But if you’re into something a little more passive aggressive, give competitive mode a try. You’ll all be on the same team for a friendly competition to decide who can be the most violent and deadliest pilot or gunner as you play for ranking based on points. It’s a great way to show off your skills like the ace you are while not getting your friend too butt-hurt over everyone constantly shooting him down like the sitting duck he is.
[image3]Duel mode is exactly what it sounds like. Each player will have control over one vessel from one of four classes. This is where the men will be separated from the boys. We’re talking non-stop, white knuckle, to-the-death battles. You’ll have to recall your grade-school dodgeball skills if you plan on surviving the constant bombardment of both your airborn and aquatic peers. Think Crimson Skies but more realistic.

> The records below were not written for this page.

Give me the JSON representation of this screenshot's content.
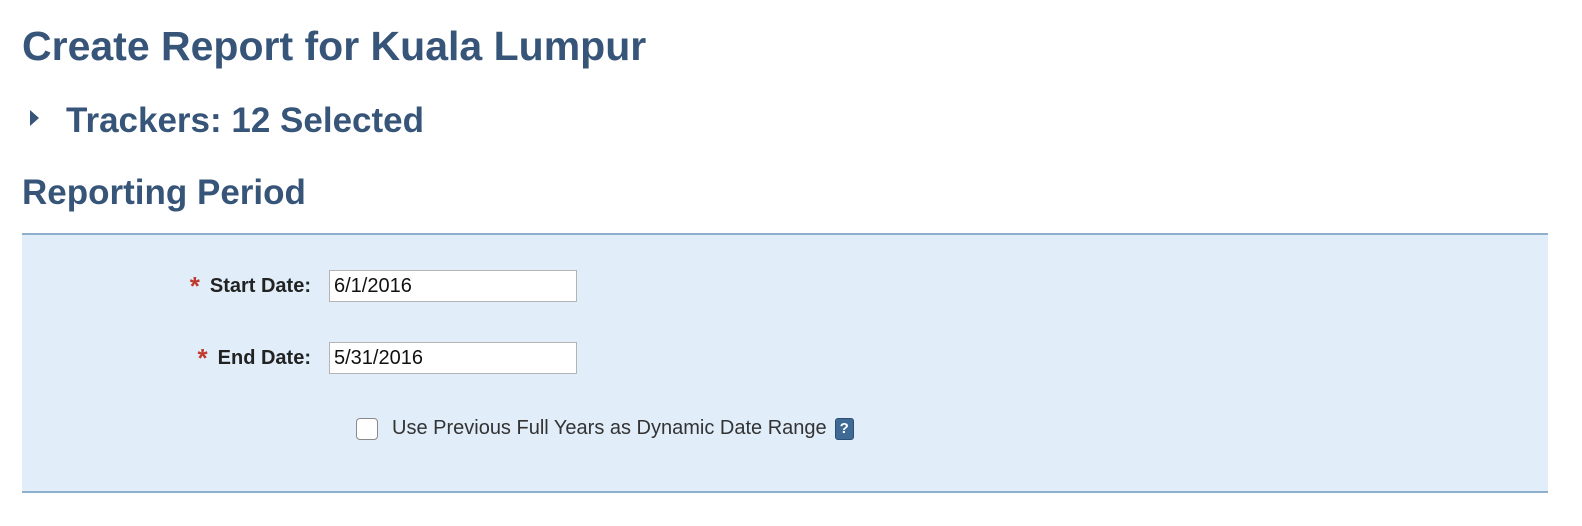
{
  "header": {
    "title": "Create Report for Kuala Lumpur"
  },
  "trackers": {
    "title": "Trackers: 12 Selected",
    "expanded": false
  },
  "reporting_period": {
    "title": "Reporting Period",
    "required_marker": "*",
    "start_date": {
      "label": "Start Date:",
      "value": "6/1/2016"
    },
    "end_date": {
      "label": "End Date:",
      "value": "5/31/2016"
    },
    "dynamic_range": {
      "label": "Use Previous Full Years as Dynamic Date Range",
      "checked": false,
      "help_glyph": "?"
    }
  },
  "colors": {
    "heading": "#375578",
    "panel_background": "#e1eef9",
    "panel_border": "#8fb0cc",
    "required": "#c0392b",
    "help_icon": "#3f6a96"
  },
  "icons": {
    "expand": "caret-right-icon",
    "help": "help-icon"
  }
}
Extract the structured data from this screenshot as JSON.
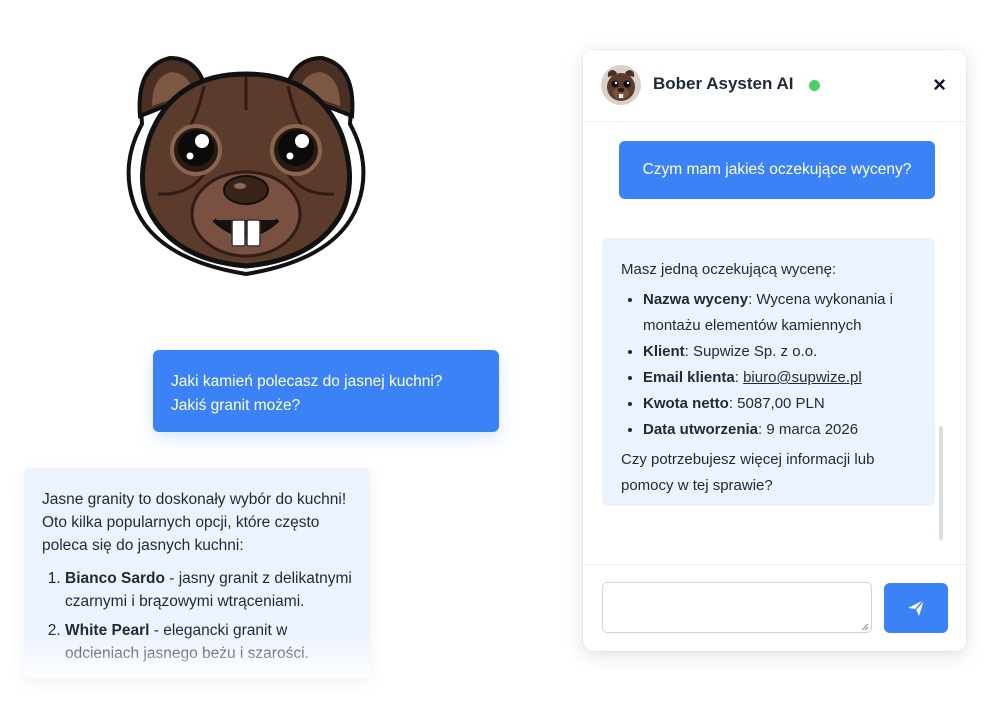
{
  "colors": {
    "accent": "#3b82f6",
    "assistant_bg": "#edf3fd",
    "online": "#4ccf67"
  },
  "mascot": {
    "icon": "beaver-robot-mascot"
  },
  "floating_chat": {
    "user_message": "Jaki kamień polecasz do jasnej kuchni? Jakiś granit może?",
    "assistant_intro": "Jasne granity to doskonały wybór do kuchni! Oto kilka popularnych opcji, które często poleca się do jasnych kuchni:",
    "options": [
      {
        "name": "Bianco Sardo",
        "desc": " - jasny granit z delikatnymi czarnymi i brązowymi wtrąceniami."
      },
      {
        "name": "White Pearl",
        "desc": " - elegancki granit w odcieniach jasnego beżu i szarości."
      }
    ]
  },
  "widget": {
    "title": "Bober Asysten AI",
    "status": "online",
    "close_label": "×",
    "user_message": "Czym mam jakieś oczekujące wyceny?",
    "assistant": {
      "intro": "Masz jedną oczekującą wycenę:",
      "fields": [
        {
          "label": "Nazwa wyceny",
          "value": ": Wycena wykonania i montażu elementów kamiennych"
        },
        {
          "label": "Klient",
          "value": ": Supwize Sp. z o.o."
        },
        {
          "label": "Email klienta",
          "value": ": ",
          "link": "biuro@supwize.pl"
        },
        {
          "label": "Kwota netto",
          "value": ": 5087,00 PLN"
        },
        {
          "label": "Data utworzenia",
          "value": ": 9 marca 2026"
        }
      ],
      "outro": "Czy potrzebujesz więcej informacji lub pomocy w tej sprawie?"
    },
    "input": {
      "value": "",
      "placeholder": ""
    },
    "send_icon": "send-icon"
  }
}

Last but probably most intriguing is Island Capture mode. It’s a mix between the third-person action found in the other modes mixed with the real-time strategy gameplay in the likes of Command and Conquer. Island Capture makes you use an overhead map screen to build and disperse planes and boats in an effort to gain military bases located on various islands. Of course, other players will also be after the sweet tactical advantages gained from these position, so expect an arms race not seen since the end of WWII and the beginning of the Cold War. For those who are more about the action-oriented details of the game, don’t worry, you’ll still be able to take control of all the units you build and control them manually. So far, it's looking to be a unique twist on the battlefront-esque capture and defend style multiplayer that has become popular in the last few years.
Whether you’re a war buff, historian, American, Japanese, or just some dude that likes blowing crap out of the skies with your mad pilot skills, keep an eye out for Battlestations: Pacific to hit the shelves April 29th, coming in and gunning for your 360 and PC. And while you’re waiting for the release, try saying the title three times fast just for kicks.